    BTW: the coefficient of expansion of steel is 0.0000056 inches/inch degree F. (I carry this around in my head as I am an old time engineer, more like a dinosaur).
    If the arbor is 5/8" diameter, a 0.625" diameter bore heated a total of 300 degrees F will expand 0.00105". 0.001" may not sound like much expansion, but on a small diameter bore with a press fit, it can make life a whole lot easier.

    I take the view that a press fit results in a forced stretching of the metal in the female part. When I design or make up parts to go together with interference fits, I prefer to use shrink fits. On existing work, such as getting a large shaft coupling hub off a shaft 'out in the field', a bit of heat with a torch makes the job a lot easier. Press fits, in my experience, often require more force to break apart than was required to assemble the parts.

  7. Likes 3512B, Jim Christie liked this post
  8. #6
    Join Date
    Nov 2008
    Location
    Madera county california usa
    Posts
    2,724
    Post Thanks / Like
    Likes (Given)
    21
    Likes (Received)
    720

    Default

    The arbor is its own press.

    Simply slide on and add enough washers to allow the nut to press into place.

    For removal a little heat along with a puller.

    You may need to build a cup or other method of attachment to grab the flange.

    Sent from my SAMSUNG-SM-G930A using Tapatalk

  9. #7
    Join Date
    Jul 2004
    Location
    Reddington, N.J., U.S.A.
    Posts
    3,656
    Post Thanks / Like
    Likes (Given)
    687
    Likes (Received)
    450

    Default

    Can you fit a bearing separator behind the washer?
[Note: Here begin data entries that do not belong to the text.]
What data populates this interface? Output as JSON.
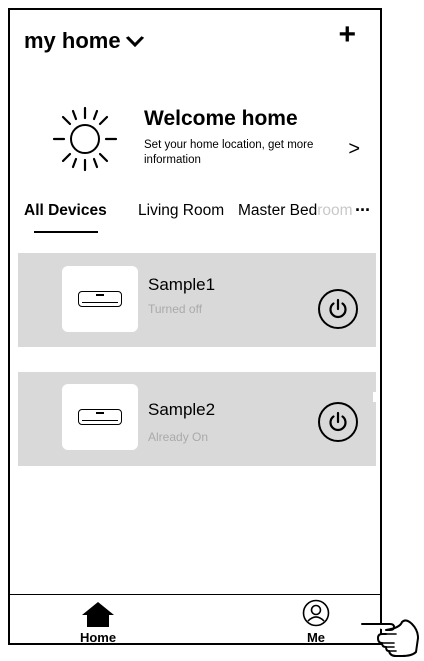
{
  "header": {
    "home_name": "my home",
    "dropdown_icon": "chevron-down-icon",
    "add_label": "+"
  },
  "welcome": {
    "title": "Welcome home",
    "subtitle": "Set your home location, get more information",
    "arrow": ">"
  },
  "tabs": [
    {
      "label": "All Devices",
      "active": true
    },
    {
      "label": "Living Room",
      "active": false
    },
    {
      "label_visible": "Master Bed",
      "label_faded": "room",
      "active": false
    }
  ],
  "tabs_more": "···",
  "devices": [
    {
      "name": "Sample1",
      "status": "Turned off",
      "icon": "air-conditioner-icon"
    },
    {
      "name": "Sample2",
      "status": "Already On",
      "icon": "air-conditioner-icon"
    }
  ],
  "nav": {
    "home_label": "Home",
    "me_label": "Me"
  },
  "colors": {
    "card_bg": "#d9d9d9",
    "status_text": "#aaaaaa",
    "faded_tab": "#c8c8c8"
  }
}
If you don't own one, most of the auto parts chains have a loan-a-tool service.

  10. #8
    Join Date
    Jun 2004
    Country
    UNITED STATES
    State/Province
    California
    Posts
    728
    Post Thanks / Like
    Likes (Given)
    649
    Likes (Received)
    153

    Default
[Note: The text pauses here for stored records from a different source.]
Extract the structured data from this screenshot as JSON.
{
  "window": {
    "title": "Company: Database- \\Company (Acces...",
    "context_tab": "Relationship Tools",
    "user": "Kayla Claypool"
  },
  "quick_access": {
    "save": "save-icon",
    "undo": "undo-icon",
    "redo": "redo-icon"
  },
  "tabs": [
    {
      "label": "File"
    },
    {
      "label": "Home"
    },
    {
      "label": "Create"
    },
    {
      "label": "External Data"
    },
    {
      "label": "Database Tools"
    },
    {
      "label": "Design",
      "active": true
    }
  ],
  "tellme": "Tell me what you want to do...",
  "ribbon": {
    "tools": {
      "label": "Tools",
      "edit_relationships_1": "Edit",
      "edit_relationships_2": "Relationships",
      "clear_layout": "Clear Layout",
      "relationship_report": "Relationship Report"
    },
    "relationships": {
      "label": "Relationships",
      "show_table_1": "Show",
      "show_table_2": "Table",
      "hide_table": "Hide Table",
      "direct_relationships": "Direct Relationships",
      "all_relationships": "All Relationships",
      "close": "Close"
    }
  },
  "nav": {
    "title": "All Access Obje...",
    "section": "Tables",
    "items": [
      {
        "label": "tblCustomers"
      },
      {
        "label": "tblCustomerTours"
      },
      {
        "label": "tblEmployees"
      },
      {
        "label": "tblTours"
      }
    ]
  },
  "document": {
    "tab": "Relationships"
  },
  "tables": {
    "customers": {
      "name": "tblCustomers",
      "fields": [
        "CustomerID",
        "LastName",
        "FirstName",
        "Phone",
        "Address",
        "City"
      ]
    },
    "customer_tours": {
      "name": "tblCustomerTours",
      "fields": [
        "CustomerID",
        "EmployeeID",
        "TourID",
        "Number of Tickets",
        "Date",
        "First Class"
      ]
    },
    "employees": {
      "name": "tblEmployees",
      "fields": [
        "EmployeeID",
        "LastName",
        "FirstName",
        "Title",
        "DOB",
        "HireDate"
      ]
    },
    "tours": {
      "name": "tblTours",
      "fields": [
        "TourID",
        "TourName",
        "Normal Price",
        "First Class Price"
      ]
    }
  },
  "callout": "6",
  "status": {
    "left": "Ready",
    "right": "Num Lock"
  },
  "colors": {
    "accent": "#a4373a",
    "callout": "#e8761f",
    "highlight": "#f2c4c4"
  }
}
    about 25 years ago i got one that was the same thing sold under the kc brand . the guards and rest were trash [bad design ]. any way at school there was a set of baldor guards with covers but no rest that the instructor let me have . to adapted the guards to the grinder i made some sleeve that i drilled and tap the face to mach the bolt pattern of the baldor guards and drilled and taped the outside of the sleeve for three Allen set screws to hold the assy to the grinder . i made the tool rest from channel iron . the reason i put the remains on the guard sleeve were the org rest went . is if you take the guard assy off and run a wire wheel or buffer wheel with out that collar on there debris will or can get in the bearing . have never needed them but you never know . oh and about your washer the one on mine just came off . one last thing the one i have is 220 volt single phase only



    001.jpg002.jpg
    Last edited by 1yesca; 05-16-2021 at 09:49 PM.

  11. Likes Jim Christie liked this post

Tags for this Thread

Bookmarks

Posting Permissions

  • You may not post new threads
  • You may not post replies
  • You may not post attachments
  • You may not edit your posts
  •